This is quintessentially what this blog is all about. LOOK AT THIS KITCHEN! It is a riot, but guess what? There is major potential there. Yes, you could rip it all out and start fresh,  but you could also remove the little peninsula island, update the countertops, change out appliances and add molding, new pulls and paint the cabinets. Sounds like a lot of work,  but think of the outcome.

I wish, oh how I wish, I had oodles of money. I would buy this sucker up and have so much fun taking its solid bones and making something divine out of it.

Check out the bathroom.

I love that nothing has changed in this house.










I have this same master bathroom. I am sad to report that the pink tile is still there (and that tile is as solid as it gets). The master bathroom/bedroom is a last priority in our household.

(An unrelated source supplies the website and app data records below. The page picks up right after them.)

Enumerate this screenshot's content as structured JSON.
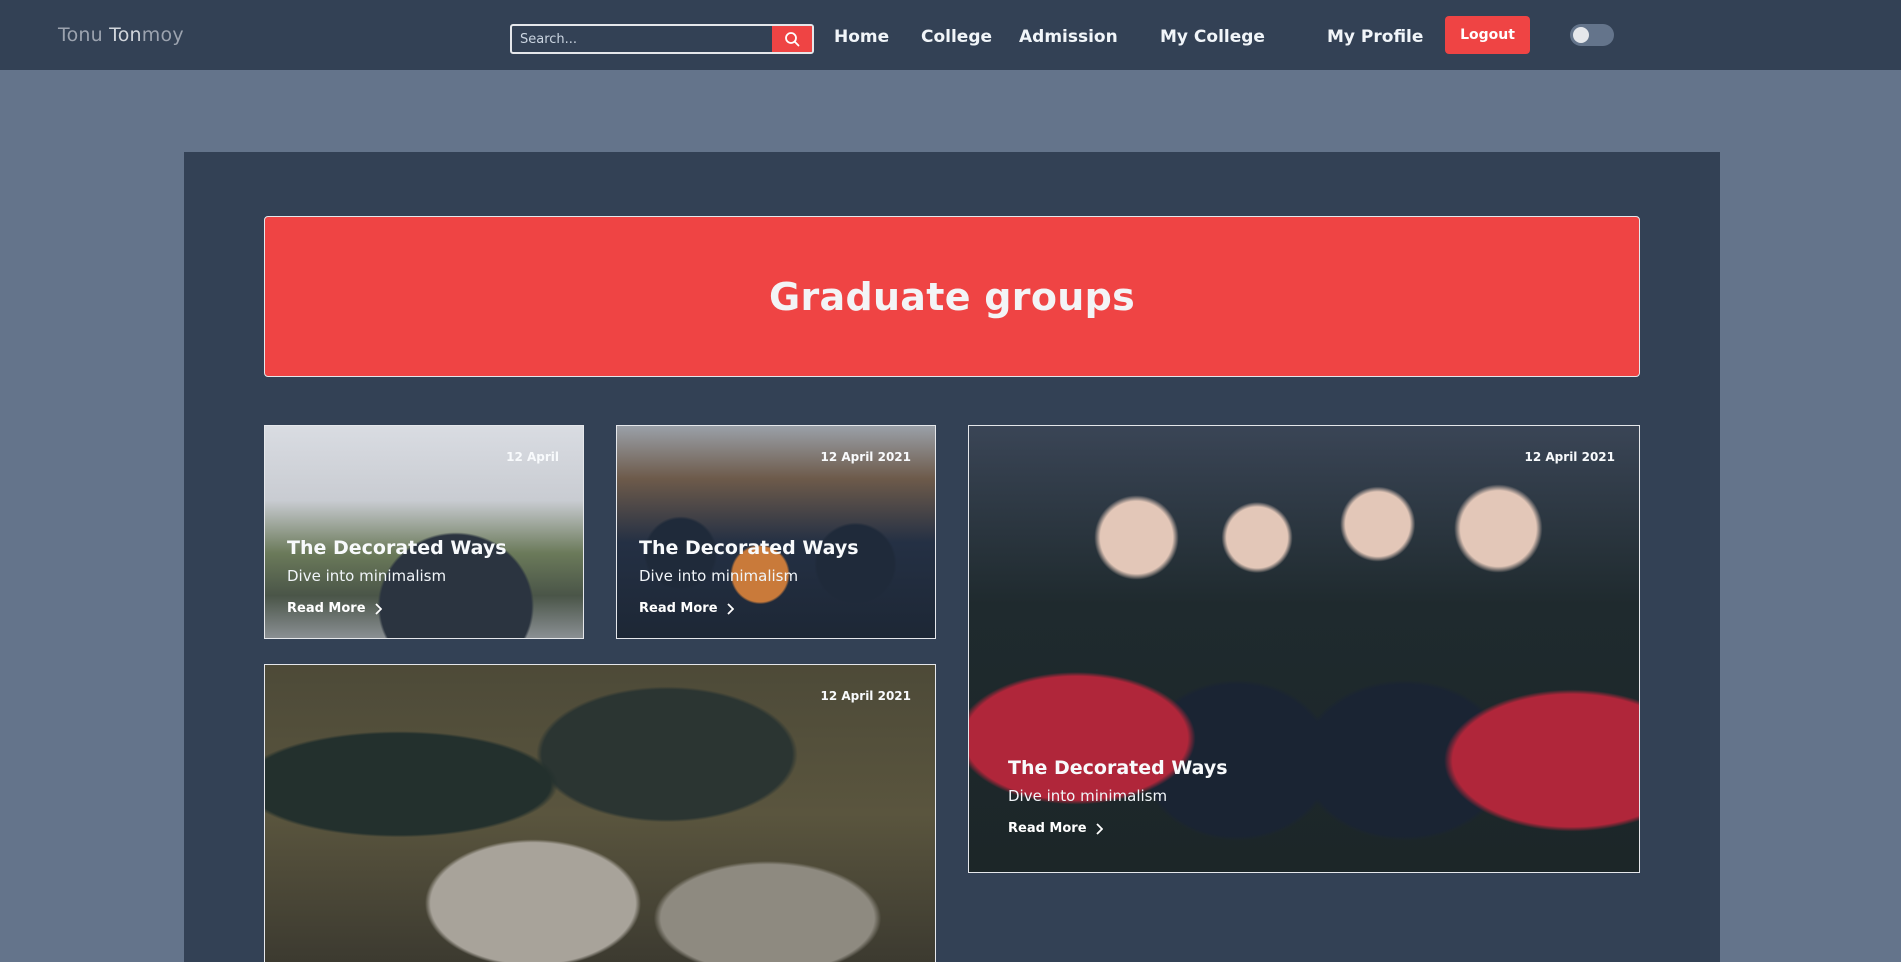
{
  "navbar": {
    "brand_part1": "Tonu ",
    "brand_part2": "Ton",
    "brand_part3": "moy",
    "search_placeholder": "Search...",
    "links": [
      "Home",
      "College",
      "Admission",
      "My College",
      "My Profile"
    ],
    "logout_label": "Logout",
    "theme_toggle": "off"
  },
  "hero": {
    "title": "Graduate groups"
  },
  "cards": [
    {
      "date": "12 April",
      "title": "The Decorated Ways",
      "subtitle": "Dive into minimalism",
      "read_more": "Read More"
    },
    {
      "date": "12 April 2021",
      "title": "The Decorated Ways",
      "subtitle": "Dive into minimalism",
      "read_more": "Read More"
    },
    {
      "date": "12 April 2021",
      "title": "The Decorated Ways",
      "subtitle": "Dive into minimalism",
      "read_more": "Read More"
    },
    {
      "date": "12 April 2021"
    }
  ],
  "colors": {
    "accent": "#ef4444",
    "navbar": "#334155",
    "page": "#64748b",
    "panel": "#334155"
  }
}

We did change the mirror, sink, toilet and painted the vanity but otherwise, it’s AWFULLY similar.

But back to the potential. Look at these wood floors.

Whoever ends up with this home is lucky that the fireplace is actually centered on the wall. Some of us deal with corner units and off-center situations.













Wood floors were standard in homes in the 1950s. Even though wall-t0-wall carpet was the rage, you couldn’t get FHA loans without wood floors. Thus, many of these homes have pristine wood floors under old carpet. That was the case in our upstairs. We took out all of the carpet (I think carpet’s pretty gross anyway) a few years ago, and I’d never go back.

And look at this room.

Looking onto a near 1/2 acre lot--another advantage to an older neighborhood. Good lot sizes!










I really dig this room, but I’m also so wanting a screen porch right now. This sun room could be used all year and think of how awesome it could look  with a sisal rug, white-painted wood trim, comfy furniture and warm lighting.

All it takes, People, is vision . . . vision! Do you have it?

Ode to the split-level home

3 May

Split level houses became very popular in the 1950s, ’60s and ’70s, as a compromise between the modest bungalow and the more expansive ranch house. Realtor magazine says that split levels evolved from ranch homes, which had evolved from Frank Lloyd Wright’s Prairie house style. I took the above information from here on ShelterPop and a post about The Brady House. There appears to be some controversy over whether the ranch really evolved from FLW, but regardless, you didn’t see many split-levels or ranches before the 1950s.

Let’s face it–the Brady house is not pretty. In general, I don’t think split-level and multi-level homes like mine are pretty, but they do have their advantages. For instance, last Friday I was inspired to host a Watch Party for the Royal Wedding. I am a morning person and I work out with other morning people so the guest list was relatively small (about seven women and one British man who lives across the street. The Brit was there to answer any questions we had during the ceremony. Oh, and he brought English Tea. 🙂

Since we live in the Midwest, the wedding started at 5 a.m. for us, so our group gathered at 4:45 a.m. (I wasn’t about to watch it on a DVR or a Tivo–I wanted to experience it live, just like I did Diana’s wedding at 9 years old and her funeral many years later). With my husband, a six-year-old and three-year-old snuggled asleep in their beds upstairs, I simply opened the garage and invited my pajama-clad group into the basement. We did wear, of course, hats and drink out of my china.

This is post-party. I had a silver platter with fruit too but it wasn't so pretty after the fact.










We enjoyed the festivities, spoke in our normal voices, and never once woke up anyone upstairs. The party was over and everyone was gone before most of my family woke up. I think this would have been rather difficult in another style where people would have had to walk through a main family area to get to the basement. So, although, I often curse the not-so-charming aspects of my 1950s home, in this case, I was pleased. It was great, or to put it like the Royals might,  quite brilliant really.